These vibrant signs even bring benefits to their small villages as they help to connect distant families, communicate emergencies and assist tourism. But what do these mobile phone signs signify beyond these benefits?
The arrival of tourism and Western values can provide many good things, including incomes, yet I cannot help but feel that there is too often an irreversible transformation that tags along as well, usually in the form of replacing ancient traditions and cultural values with modern technology and ideas. One potential example is Beheloke’s legend of the Reino Rano, an enormous fish that leaves the sea and comes once a year to drink from a nearby river (read Navarana’s story about the Reino Rano here). Some scientists would explain this phenomenon as what happens when the river’s fresh water meets the sea, creating a vast, still expanse that resembles the back of a giant fish. But is it our place to explain away the age-old legend of the Reino Rano? Is it necessary that every person understands the world in the same way? Losing this story could cost the village part of its identity.
What is the force that so easily revises the lives and practices of developing countries’ people? Are they so different and spider-like that cultural revision is made permissible? It is true that life here in Beheloke is certainly not like life back at home in England. Here, children spend hours searching for shells rather than for Wi-Fi. But why must developing countries follow in our footsteps?
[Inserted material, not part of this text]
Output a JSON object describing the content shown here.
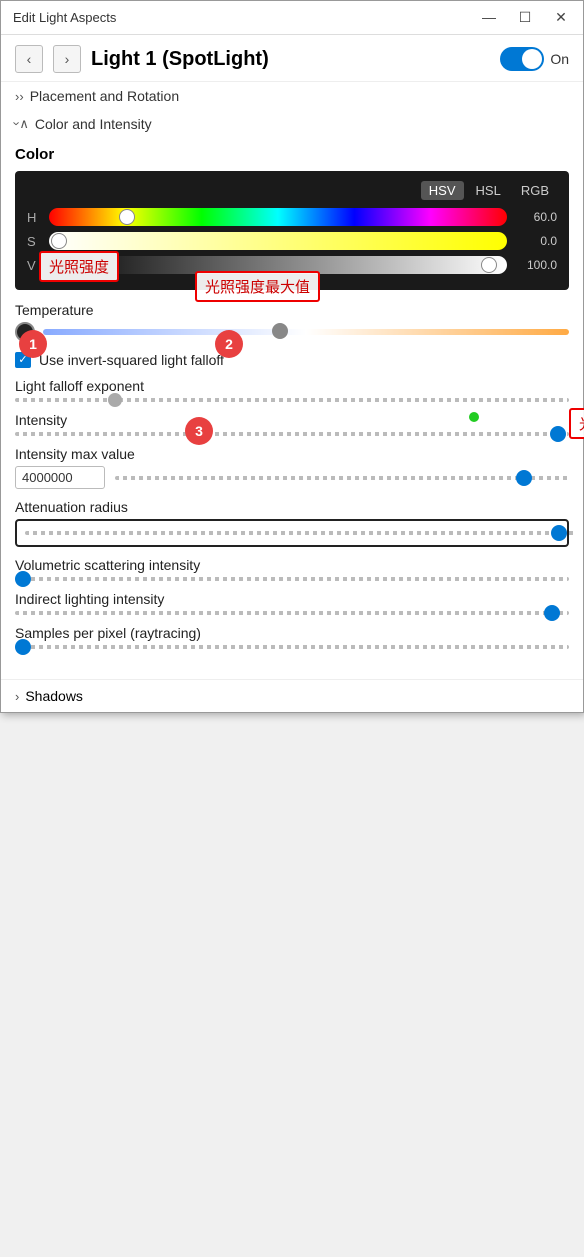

After realizing the mistake I’d made in removing the spider from its web, I returned it in an attempt to recreate its previous normality. My action may have worked for the spider, but returns are impossible with globalization.
WWF’s Explorer program has given me the opportunity to live and work in a village facing foreign pressures, but where it appears that traditions remain deeply rooted. WWF’s projects illustrate the difficult position of working to improve livelihoods while respecting local values. The volunteers here in Beheloke work to promote new, income-generating activities that will hopefully improve the villagers’ lives without any need for cultural sacrifice. It seems, then, that there are many ways to spin the web of development.